    • Adjunct Faculty, Lakehead University

    Professional Organizations

    • Society of American Foresters, Forest Guild
    • Minnesota Forest Resources Council
    • Society of American Foresters (2009 - 2011)
    • Natural Resources Research Institute, University of Minnesota
    • National Experimental Forest (2003 - 2009)
    • Ecology, Canadian Journal of Forest Research, Peer Reviewer
    • Journal of Ecology, Peer Reviewer
    • American Midland Naturalist, Peer Reviewer
    • Journal of Vegetation Science, Peer Reviewer
    • Biotropica, Peer Reviewer
    • Forest Ecology and Management, Peer Reviewer
    • Journal of Forest Research, Peer Reviewer
    • Plant Ecology Forest Science, Peer Reviewer
    • Conservation Ecology, Peer Reviewer
    • Landscape Ecology, Peer Reviewer
    • Forest, Snow, and Landscape Research, Peer Reviewer
    • Journal of Forestry, Peer Reviewer
    • Journal of Biogeography, Peer Reviewer
    • Northwest Science, Peer Reviewer
    • New Forests, Peer Reviewer
    • USDA Competitive Grants, Peer Reviewer
    • NSF Competitive Grants, Peer Reviewer
    • British Columbia Forest Service Competitive Grants, Peer Review

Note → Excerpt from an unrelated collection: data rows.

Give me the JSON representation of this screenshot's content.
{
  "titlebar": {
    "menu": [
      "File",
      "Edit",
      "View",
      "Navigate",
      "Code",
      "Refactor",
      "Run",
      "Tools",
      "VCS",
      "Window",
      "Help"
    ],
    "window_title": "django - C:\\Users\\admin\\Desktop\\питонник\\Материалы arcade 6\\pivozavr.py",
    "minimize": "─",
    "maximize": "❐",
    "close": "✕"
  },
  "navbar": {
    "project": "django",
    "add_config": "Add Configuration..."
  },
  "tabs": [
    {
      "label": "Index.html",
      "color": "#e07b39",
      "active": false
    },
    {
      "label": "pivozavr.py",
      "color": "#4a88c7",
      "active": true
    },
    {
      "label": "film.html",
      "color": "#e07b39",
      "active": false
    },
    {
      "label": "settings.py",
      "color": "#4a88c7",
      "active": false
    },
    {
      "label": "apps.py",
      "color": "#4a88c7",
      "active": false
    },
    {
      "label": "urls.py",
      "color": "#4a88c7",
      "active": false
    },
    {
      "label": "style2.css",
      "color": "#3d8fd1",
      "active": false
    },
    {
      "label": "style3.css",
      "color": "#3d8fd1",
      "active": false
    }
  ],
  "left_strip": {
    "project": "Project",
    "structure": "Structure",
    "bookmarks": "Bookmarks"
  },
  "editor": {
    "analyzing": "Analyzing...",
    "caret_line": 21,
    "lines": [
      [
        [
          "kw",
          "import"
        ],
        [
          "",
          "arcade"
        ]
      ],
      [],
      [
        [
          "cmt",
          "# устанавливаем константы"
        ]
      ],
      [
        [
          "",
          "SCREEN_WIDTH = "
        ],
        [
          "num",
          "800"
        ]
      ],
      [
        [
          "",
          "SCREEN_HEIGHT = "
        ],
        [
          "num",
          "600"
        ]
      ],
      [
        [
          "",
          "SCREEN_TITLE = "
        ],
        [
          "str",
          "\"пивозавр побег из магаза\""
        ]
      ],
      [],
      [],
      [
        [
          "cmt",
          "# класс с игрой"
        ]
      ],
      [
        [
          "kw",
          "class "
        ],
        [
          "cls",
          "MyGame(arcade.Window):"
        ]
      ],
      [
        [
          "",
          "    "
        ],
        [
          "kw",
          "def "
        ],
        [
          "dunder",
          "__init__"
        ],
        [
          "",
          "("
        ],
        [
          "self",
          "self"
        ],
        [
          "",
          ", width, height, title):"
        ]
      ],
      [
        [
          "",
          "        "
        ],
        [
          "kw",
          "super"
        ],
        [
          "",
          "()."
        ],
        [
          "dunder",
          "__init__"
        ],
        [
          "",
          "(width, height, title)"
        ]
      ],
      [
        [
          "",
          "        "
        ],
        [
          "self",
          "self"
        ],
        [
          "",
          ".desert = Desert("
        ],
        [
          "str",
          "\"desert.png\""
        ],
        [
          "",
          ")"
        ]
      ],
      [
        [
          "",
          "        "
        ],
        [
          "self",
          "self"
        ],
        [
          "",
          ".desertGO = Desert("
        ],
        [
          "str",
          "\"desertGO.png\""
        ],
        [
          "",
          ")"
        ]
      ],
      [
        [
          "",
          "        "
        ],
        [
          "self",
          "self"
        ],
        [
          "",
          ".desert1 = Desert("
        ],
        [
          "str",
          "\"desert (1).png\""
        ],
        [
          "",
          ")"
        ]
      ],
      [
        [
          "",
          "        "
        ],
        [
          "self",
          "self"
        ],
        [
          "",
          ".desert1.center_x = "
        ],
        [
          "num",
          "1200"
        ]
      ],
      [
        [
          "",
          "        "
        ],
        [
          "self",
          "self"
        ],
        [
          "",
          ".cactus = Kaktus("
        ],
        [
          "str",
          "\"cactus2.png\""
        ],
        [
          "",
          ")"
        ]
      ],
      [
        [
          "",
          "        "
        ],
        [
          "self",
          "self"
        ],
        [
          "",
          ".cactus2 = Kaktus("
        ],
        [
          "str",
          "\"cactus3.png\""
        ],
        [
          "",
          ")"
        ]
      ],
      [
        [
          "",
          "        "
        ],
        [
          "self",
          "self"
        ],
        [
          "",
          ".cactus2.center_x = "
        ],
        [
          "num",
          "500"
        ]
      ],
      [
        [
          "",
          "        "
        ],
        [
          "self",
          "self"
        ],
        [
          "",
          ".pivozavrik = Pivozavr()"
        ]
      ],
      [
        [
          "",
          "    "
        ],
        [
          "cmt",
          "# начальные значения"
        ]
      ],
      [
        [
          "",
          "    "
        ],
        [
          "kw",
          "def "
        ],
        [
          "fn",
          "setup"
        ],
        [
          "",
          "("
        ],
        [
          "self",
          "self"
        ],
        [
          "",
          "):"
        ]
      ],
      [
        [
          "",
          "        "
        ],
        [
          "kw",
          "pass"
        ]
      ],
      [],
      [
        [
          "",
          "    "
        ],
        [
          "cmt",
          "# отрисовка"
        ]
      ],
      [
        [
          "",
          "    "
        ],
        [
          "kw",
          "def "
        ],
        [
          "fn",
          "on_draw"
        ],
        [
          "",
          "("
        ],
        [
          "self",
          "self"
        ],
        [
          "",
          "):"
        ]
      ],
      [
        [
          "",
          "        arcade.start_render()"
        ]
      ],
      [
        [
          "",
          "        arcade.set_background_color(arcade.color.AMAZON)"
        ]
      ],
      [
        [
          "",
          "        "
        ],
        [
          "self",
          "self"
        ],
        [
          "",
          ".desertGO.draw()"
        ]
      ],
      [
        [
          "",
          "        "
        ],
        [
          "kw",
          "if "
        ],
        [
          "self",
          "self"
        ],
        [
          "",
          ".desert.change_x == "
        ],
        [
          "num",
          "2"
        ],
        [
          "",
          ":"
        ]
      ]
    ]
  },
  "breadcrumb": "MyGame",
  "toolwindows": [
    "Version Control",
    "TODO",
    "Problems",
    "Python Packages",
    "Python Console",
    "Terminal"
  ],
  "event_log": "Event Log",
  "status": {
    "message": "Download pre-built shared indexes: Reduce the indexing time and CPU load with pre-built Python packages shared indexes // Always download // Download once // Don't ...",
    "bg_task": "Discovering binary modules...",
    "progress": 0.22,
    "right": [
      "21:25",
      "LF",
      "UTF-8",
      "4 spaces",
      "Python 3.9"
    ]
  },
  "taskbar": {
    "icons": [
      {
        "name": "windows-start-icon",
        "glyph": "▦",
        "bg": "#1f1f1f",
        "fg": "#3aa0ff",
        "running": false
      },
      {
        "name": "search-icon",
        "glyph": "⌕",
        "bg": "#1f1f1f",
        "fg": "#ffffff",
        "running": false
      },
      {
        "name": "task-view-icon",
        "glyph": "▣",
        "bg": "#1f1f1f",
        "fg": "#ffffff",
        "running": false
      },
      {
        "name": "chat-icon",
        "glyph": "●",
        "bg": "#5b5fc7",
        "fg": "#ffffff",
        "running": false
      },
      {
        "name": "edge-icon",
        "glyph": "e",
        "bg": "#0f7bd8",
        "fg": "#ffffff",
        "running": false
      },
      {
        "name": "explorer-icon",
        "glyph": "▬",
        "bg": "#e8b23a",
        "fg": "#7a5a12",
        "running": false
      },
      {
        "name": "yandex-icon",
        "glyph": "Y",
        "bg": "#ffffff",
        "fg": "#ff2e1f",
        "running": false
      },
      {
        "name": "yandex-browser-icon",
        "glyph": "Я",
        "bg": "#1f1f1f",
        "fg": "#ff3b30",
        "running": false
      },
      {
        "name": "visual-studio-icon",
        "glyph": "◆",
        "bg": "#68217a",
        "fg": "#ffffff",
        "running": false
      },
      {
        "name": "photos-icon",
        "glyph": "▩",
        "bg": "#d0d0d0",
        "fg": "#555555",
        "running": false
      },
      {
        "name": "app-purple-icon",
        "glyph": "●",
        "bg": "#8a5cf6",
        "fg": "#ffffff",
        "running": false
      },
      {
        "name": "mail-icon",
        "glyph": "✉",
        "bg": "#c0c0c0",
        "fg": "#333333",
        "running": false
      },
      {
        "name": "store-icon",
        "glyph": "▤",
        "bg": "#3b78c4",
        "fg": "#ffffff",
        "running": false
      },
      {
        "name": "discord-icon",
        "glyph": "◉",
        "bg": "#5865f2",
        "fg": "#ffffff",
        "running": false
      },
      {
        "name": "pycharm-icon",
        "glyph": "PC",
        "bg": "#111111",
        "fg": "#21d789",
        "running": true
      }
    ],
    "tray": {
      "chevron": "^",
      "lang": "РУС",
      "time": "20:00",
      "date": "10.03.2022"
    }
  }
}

    Featured Publications & Products


    Research Highlights


    Adapting Black Ash Wetlands to Emerald Ash Borer and Climate Change

    Black ash is a foundational species in the vast wetland forests of the upper Midwest. Loss of black ash from emerald ash borer will profoundly c ...


    Assisted Migration of Replacement Tree Species in Black Ash Wetlands

    Black ash is a foundational species of deciduous wetland forests in the western Great Lakes region because of its considerable influence on wetl ...


    Building Forests That are Adapted to Drought

    Climate change models predict increased summer droughts throughout much of the United States. Forest Service scientists are showing that silvicu ...


    Diversity is Key to Restoring Resilience of Iconic Great Lakes Pine Forests

    Mixed-pine forests of the western Great Lakes region contain fewer tree species and fewer age classes than their historical equivalents. Forest ...


    Ecological Limits to Biomass Harvesting

    Removing forest biomass for fuel can provide an alternative to fossil fuels and may mitigate atmospheric carbon dioxide increases, but it may ch ...


    Ecosystem Impacts of Wood Harvests For Biofuel

    Current interest in harvesting typically non-merchantable material for biofuel warrants a closer look at the ecosystem impacts of intensive harv ...


    Restoring Forest Landscapes

    An estimated 1 billion acres of globally degraded forest are in need of restoration today and climate change likely will drive more acres into t ...


    The Future of Ash Forests in Minnesota

    Ash forests of the Great Lakes region are vulnerable to emerald ash borer (EAB) and climate change. Forest Service scientists are successfully e ...


    Last updated on : 10/18/2018